<ol>- stands for ordered list; creates a numbered list; this is a block element
<ul>- stands for unordered list; creates a bulleted list; this is a block element
<li>- stands for list item; creates a new child item inside a parent list; this is a block element
<a>- this is the tag for a link; creates a link to another page or file; this is an inline element
<strong>- this is the tag for bold text; this is an inline element
<em>- stands for emphasis; this is the tag for italic text; this is an inline element
<u>- stands for underline; this is the tag for underlined text; this is an inline element
You can also share and reference this cheatsheet which is also linked to from the tutorial.
Once you’ve completed the tutorial with your learners, if you have time left, invite them to keep messing with the page to see what they can discover.
With the last 3-5 minutes of this step, ask learners to tell you what they notice about the page before and after its revision. How did applying block and inline elements improve is structure, organization, and readability?
5. Reflection and Assessment5 minutes
End the activity with a brief reflective discussion of how webpages are structured. You can collect and assess learners’ responses in other ways, as well, but be mindful to do so in ways that are fair to all of your learners and allow them each individually the greatest amount of expression possible.
Next activity→Revise a Résumé
- Why do people structure and organize media? Why don’t we treat all information the same way all the time?
- How do block elements provide structure on a webpage?
- How do inline elements help order or emphasize content on a webpage?
- What other elements do you think you might use on your own webpage? Would you predict that they are block or inline? Why?
- Where else in the world or in media can you see structure and organization at work? Can you explain and example for the group?

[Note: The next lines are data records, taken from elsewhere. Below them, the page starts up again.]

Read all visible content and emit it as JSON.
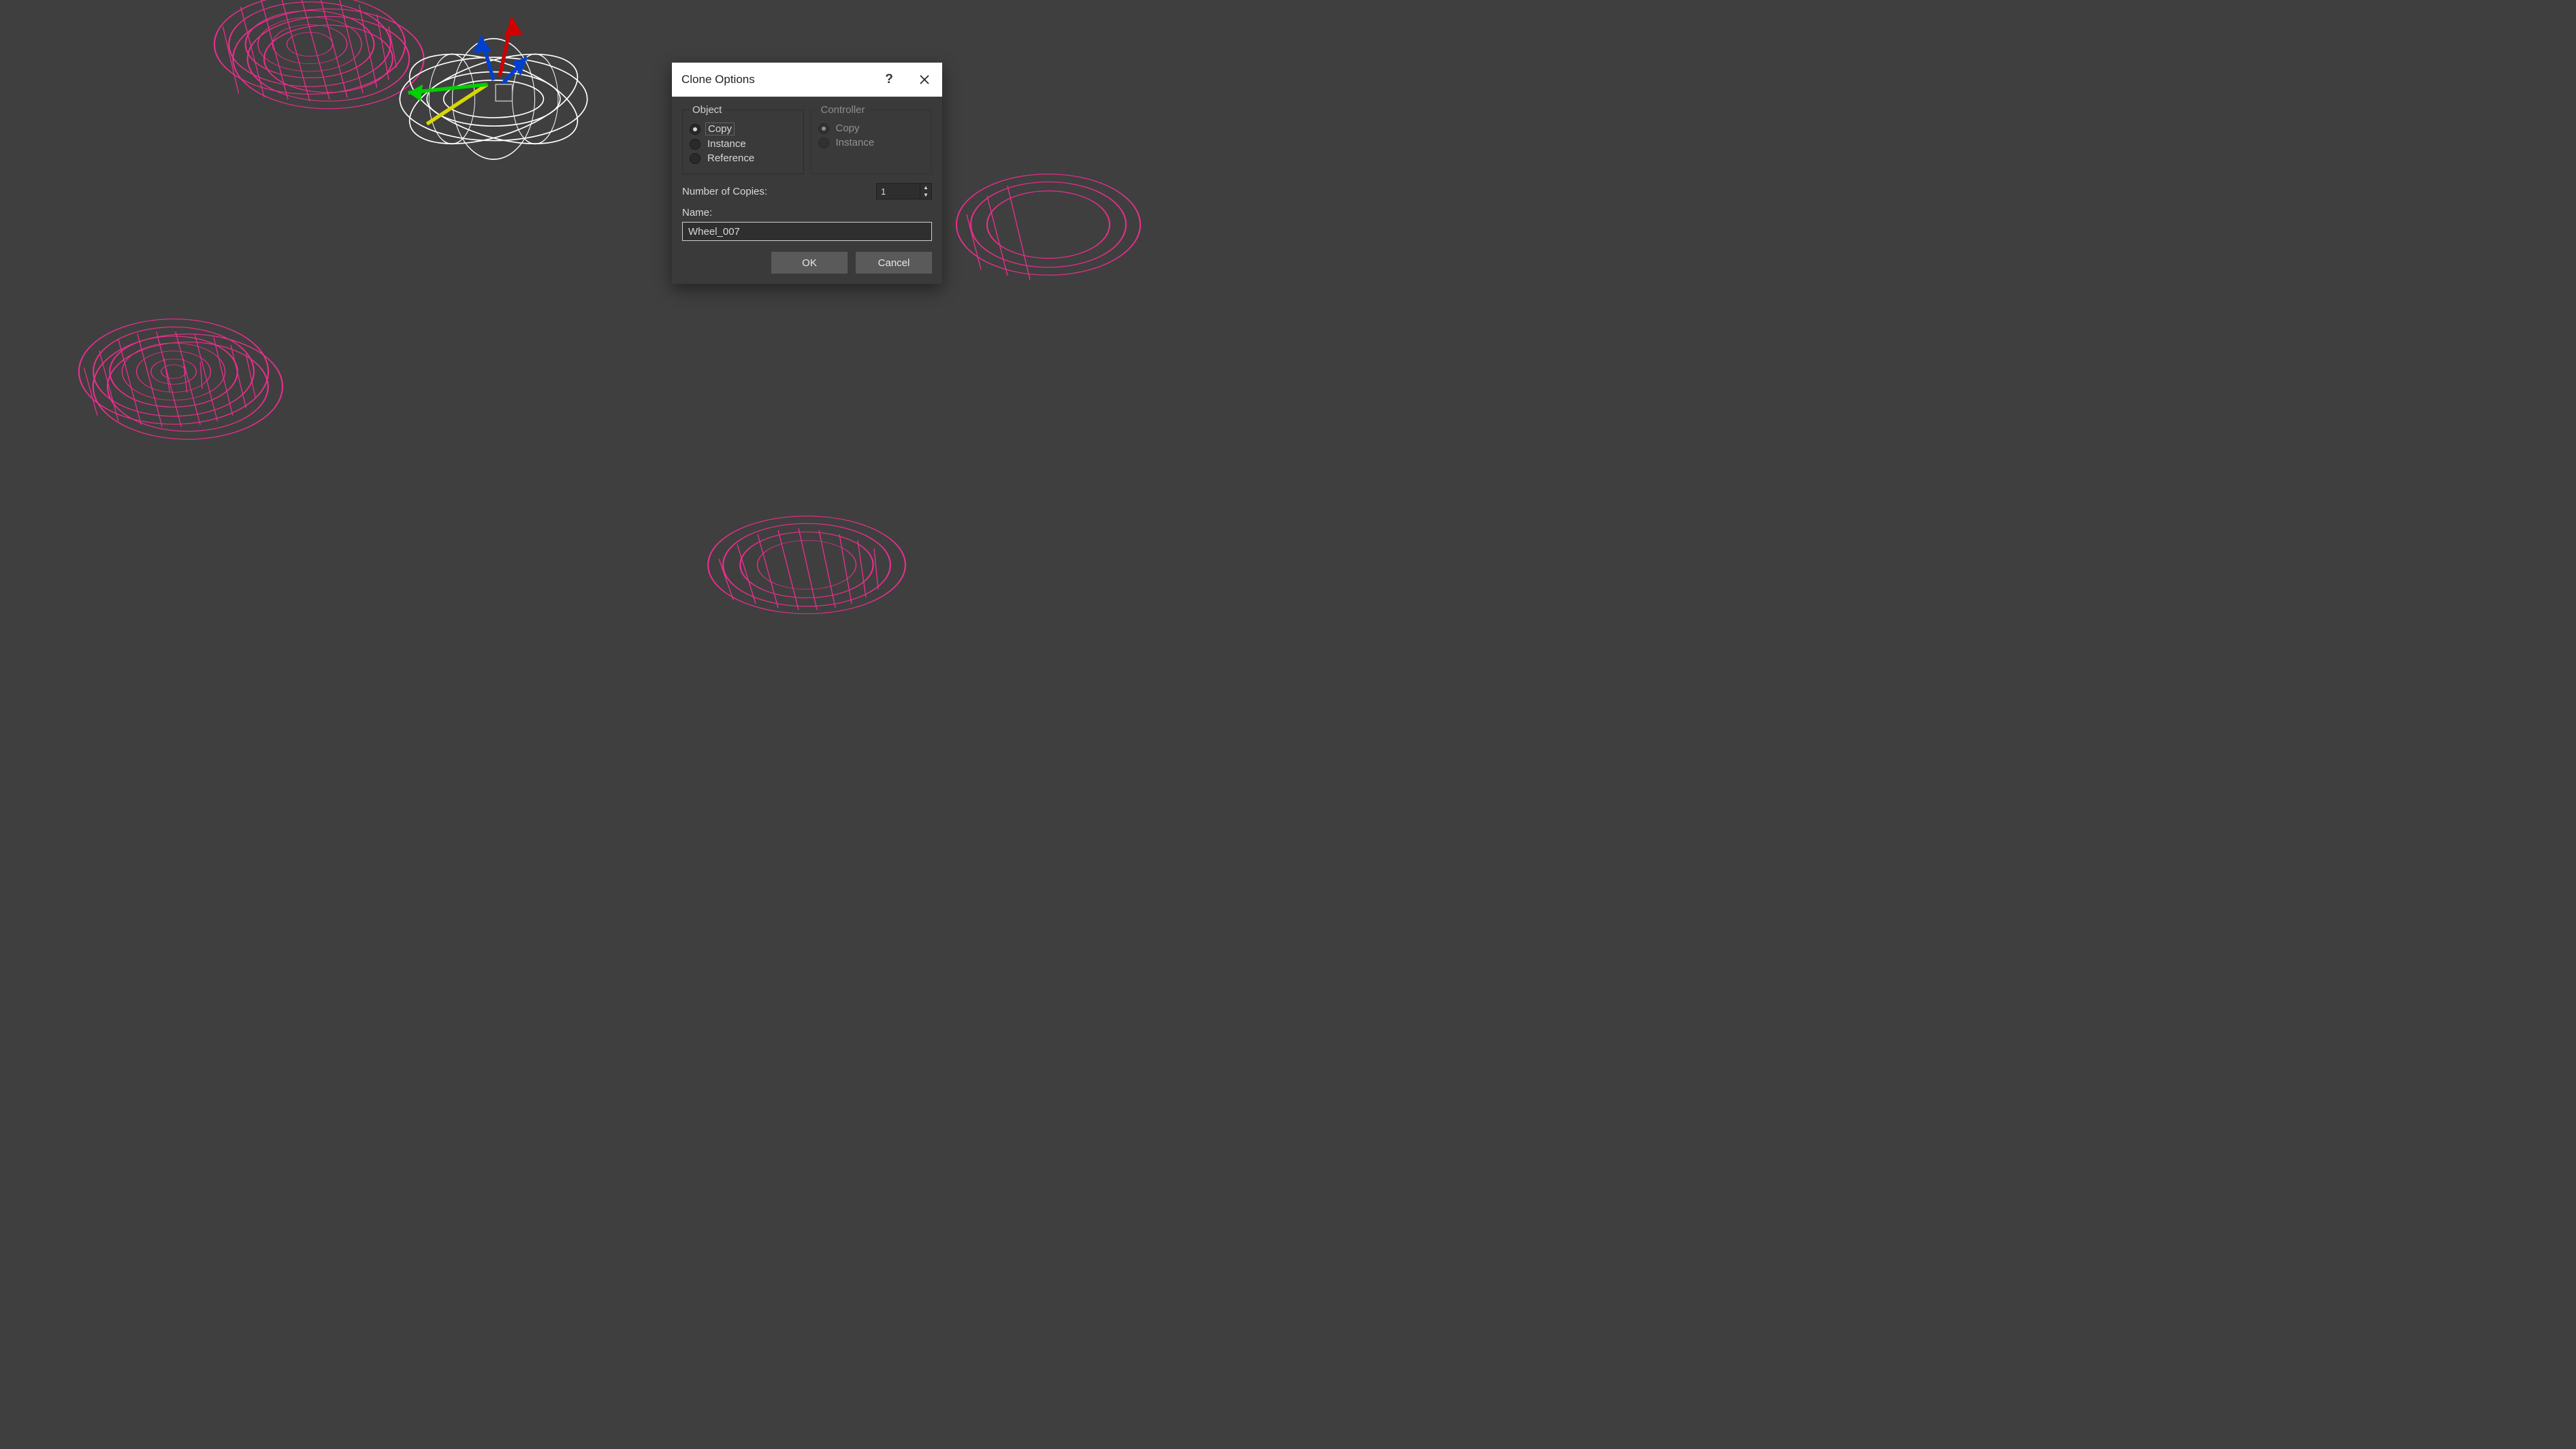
{
  "dialog": {
    "title": "Clone Options",
    "object_group": {
      "legend": "Object",
      "copy": "Copy",
      "instance": "Instance",
      "reference": "Reference",
      "selected": "copy"
    },
    "controller_group": {
      "legend": "Controller",
      "copy": "Copy",
      "instance": "Instance",
      "enabled": false
    },
    "copies_label": "Number of Copies:",
    "copies_value": "1",
    "name_label": "Name:",
    "name_value": "Wheel_007",
    "ok": "OK",
    "cancel": "Cancel"
  }
}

Questions? Comments? Suggestions for improvement? Email Chad Sansing, curriculum developer at the Mozilla Foundation.